How will Republicans replace Obamacare? It's unclear


Throughout the Donald Trump campaign, the billionaire businessman repeated a refrain echoed by Republicans throughout the administration of President Barack Obama: the Affordable Care Act must be repealed and replaced.

While the GOP has made repeated attempts to repeal this signature piece of Obama's domestic policy legacy, the party has not signalled how they intend to substantively replace legislation that overhauled the federal regulation of health insurance and eliminated the legal ability to deny coverage to individuals based on preexisting conditions.

The closest document available to the public about Republicans' plan for the future of health care in the U.S. is the "A Better Way" policy paper spearheaded by Speaker Paul Ryan in 2016 as a House legislative platform.

Throughout its 37 pages, a general framework of criticism for the Affordable Care Act is presented along with conservative ideological reforms, including anti-abortion language and repeated criticisms of federal regulation. The platform also promises to not return the U.S. to a system in which insurers can deny coverage based on preexisting conditions.

The document's conclusion echoes the general tone of plan, which focuses more on criticisms of the Affordable Care Act than specific policy solutions. It reads in part:

"As this plan shows, there is another way – a better way – to provide all Americans with health care that is accessible, affordable, and sustainable. In this plan, innovative, market-based, patient-centered solutions replace Obamacare’s one-size-fits-all, Washington-knows-best approach. This plan empowers patients with access to affordable, portable health care options. It provides every American with the freedom to pick a plan that best fits his or her unique health care needs – not coverage mandated by Washington. It protects those individuals with pre-existing conditions and promotes innovation to encourage health care competition, to lower costs, and to foster new cures for patients."
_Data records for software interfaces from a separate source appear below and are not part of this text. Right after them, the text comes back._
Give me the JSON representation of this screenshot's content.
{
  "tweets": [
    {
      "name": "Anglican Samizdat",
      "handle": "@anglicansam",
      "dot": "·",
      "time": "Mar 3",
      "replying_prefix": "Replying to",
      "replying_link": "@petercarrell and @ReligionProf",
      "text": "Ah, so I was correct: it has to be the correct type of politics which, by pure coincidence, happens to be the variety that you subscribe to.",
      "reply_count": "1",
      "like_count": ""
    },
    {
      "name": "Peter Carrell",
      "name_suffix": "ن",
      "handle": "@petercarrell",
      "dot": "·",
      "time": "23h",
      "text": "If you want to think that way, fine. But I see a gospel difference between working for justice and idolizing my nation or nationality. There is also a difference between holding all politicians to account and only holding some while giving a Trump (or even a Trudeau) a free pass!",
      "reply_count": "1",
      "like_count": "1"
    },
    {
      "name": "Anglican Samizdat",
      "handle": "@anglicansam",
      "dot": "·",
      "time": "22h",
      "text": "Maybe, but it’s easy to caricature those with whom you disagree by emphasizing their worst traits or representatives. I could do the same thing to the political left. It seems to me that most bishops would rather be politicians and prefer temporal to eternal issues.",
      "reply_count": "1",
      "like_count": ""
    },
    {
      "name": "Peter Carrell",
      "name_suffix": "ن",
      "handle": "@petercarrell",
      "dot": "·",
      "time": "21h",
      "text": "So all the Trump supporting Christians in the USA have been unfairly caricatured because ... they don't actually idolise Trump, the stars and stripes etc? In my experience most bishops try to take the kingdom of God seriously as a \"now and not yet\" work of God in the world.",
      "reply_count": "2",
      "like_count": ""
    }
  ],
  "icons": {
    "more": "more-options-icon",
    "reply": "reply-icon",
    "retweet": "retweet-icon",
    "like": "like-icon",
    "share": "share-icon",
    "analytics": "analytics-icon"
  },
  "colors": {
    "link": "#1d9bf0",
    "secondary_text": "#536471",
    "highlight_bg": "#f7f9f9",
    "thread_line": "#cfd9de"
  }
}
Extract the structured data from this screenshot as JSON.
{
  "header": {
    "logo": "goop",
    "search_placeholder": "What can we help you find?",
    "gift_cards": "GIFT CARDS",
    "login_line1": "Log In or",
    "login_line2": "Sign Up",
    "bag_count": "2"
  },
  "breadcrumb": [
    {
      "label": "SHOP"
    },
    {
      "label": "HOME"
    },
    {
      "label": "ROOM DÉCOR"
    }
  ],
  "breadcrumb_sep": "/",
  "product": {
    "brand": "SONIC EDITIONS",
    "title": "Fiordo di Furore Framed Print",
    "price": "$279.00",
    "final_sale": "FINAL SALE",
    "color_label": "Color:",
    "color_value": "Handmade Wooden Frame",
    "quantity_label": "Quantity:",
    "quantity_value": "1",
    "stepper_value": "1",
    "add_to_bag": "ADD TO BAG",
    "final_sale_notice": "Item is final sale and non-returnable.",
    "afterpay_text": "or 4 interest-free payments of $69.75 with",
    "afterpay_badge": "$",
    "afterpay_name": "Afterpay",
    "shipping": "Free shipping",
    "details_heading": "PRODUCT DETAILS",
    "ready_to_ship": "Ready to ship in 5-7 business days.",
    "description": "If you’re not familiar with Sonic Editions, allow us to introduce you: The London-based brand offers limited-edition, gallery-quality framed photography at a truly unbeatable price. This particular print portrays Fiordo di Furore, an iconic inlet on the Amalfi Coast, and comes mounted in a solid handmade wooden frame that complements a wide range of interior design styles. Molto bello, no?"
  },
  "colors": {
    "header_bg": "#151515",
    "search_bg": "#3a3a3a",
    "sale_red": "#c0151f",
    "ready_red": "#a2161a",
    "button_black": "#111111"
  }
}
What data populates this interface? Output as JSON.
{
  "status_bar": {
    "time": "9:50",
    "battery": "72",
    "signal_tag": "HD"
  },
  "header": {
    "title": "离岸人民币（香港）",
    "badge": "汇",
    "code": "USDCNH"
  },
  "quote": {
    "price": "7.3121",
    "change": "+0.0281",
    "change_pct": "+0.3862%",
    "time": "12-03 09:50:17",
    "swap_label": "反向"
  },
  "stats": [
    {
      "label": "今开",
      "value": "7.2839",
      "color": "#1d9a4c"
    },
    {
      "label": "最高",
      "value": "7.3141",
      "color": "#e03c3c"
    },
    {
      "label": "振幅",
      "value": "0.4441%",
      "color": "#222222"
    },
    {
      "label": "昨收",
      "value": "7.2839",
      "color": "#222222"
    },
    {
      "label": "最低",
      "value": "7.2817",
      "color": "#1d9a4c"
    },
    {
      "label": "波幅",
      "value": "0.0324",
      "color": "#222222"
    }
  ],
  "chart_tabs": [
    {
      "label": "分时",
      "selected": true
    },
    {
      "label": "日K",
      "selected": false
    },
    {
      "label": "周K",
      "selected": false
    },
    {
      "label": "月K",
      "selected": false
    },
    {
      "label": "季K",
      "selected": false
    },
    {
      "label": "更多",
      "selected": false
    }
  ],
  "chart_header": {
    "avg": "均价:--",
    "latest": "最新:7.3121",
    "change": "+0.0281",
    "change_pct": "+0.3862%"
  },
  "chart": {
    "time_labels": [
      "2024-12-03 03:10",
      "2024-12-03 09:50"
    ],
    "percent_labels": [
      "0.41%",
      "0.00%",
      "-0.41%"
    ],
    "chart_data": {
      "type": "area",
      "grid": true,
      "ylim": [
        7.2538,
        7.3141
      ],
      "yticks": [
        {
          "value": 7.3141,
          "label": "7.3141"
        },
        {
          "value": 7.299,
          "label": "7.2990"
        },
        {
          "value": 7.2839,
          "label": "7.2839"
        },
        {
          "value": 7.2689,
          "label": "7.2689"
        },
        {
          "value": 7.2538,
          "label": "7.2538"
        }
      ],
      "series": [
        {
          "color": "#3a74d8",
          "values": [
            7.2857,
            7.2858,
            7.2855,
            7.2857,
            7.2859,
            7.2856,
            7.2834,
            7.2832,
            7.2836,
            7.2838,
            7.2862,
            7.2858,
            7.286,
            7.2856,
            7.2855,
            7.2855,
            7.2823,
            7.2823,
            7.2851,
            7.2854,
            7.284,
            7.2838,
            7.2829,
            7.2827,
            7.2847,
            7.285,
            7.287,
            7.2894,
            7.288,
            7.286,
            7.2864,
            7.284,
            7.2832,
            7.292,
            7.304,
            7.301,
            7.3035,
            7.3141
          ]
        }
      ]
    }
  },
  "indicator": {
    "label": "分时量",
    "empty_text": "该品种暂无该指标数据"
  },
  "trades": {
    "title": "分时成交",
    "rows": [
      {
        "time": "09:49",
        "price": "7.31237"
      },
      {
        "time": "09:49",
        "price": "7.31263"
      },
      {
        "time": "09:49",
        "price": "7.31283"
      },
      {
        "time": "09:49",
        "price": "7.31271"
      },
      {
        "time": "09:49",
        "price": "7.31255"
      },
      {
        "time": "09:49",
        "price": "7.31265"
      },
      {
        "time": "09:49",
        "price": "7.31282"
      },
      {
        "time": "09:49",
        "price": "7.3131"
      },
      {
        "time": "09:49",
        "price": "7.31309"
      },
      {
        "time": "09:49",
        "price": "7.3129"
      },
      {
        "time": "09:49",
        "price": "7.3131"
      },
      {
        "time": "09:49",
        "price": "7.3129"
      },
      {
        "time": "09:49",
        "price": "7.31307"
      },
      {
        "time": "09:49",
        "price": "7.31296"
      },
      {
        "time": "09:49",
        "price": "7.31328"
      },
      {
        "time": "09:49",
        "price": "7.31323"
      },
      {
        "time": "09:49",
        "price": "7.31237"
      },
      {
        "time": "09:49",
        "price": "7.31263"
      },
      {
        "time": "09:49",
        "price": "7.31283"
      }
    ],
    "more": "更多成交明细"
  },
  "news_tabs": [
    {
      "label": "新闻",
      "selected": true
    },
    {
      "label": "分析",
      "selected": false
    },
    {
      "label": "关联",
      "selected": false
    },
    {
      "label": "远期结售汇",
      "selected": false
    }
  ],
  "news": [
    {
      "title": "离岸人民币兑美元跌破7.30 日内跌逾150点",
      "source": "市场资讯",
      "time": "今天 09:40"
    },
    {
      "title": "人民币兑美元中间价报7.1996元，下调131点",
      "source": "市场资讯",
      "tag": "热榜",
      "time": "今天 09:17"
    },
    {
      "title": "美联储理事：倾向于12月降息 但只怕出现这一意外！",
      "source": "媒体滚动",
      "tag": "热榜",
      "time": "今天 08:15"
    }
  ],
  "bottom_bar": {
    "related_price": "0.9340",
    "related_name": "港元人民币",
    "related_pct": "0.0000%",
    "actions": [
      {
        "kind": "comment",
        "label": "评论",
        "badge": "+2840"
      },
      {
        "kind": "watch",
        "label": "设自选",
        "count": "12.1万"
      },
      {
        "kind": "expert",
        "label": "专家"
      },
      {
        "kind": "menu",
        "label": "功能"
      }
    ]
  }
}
Despite the House GOP's stated approach of deregulation, repeal and competition-based solutions, President-elect Donald Trump appears to either not know or not care that his statements reflect a wildly different vision.

Throughout the campaign, he echoed one part of the GOP's platform: competition between states through the removal of state-line barriers.

From there, Trump veers wildly from conservative orthodoxy, sounding at turns more like Sen. Bernie Sanders than Speaker Ryan. Last week, he went even beyond the promise of Obamacare by telling the Washington Post, "We're going to have insurance for everybody."

“There was a philosophy in some circles that if you can’t pay for it, you don’t get it. That’s not going to happen with us," he continued before promising his plan would be cheaper than current health plans.

One could be forgiven for assuming this is an endorsement of single-payerhealth insurance. Not so fast.  "I don’t want single-payer," Trump added.

Complicating matters further is the fact that Trump routinely makes counterfactual statements that appear designed as rhetorical devices more than policy positions. Politifact ranks a mere 15% of his on-the-record statements of which they've reviewed to be mostly or entirely true. 

Americans enter the Trump presidency with even less of an idea of what the future of health care will be than during the contentious campaign as the president-elect and his own party seem to be on completely different pages about the basic role of the federal government in regulating health coverage.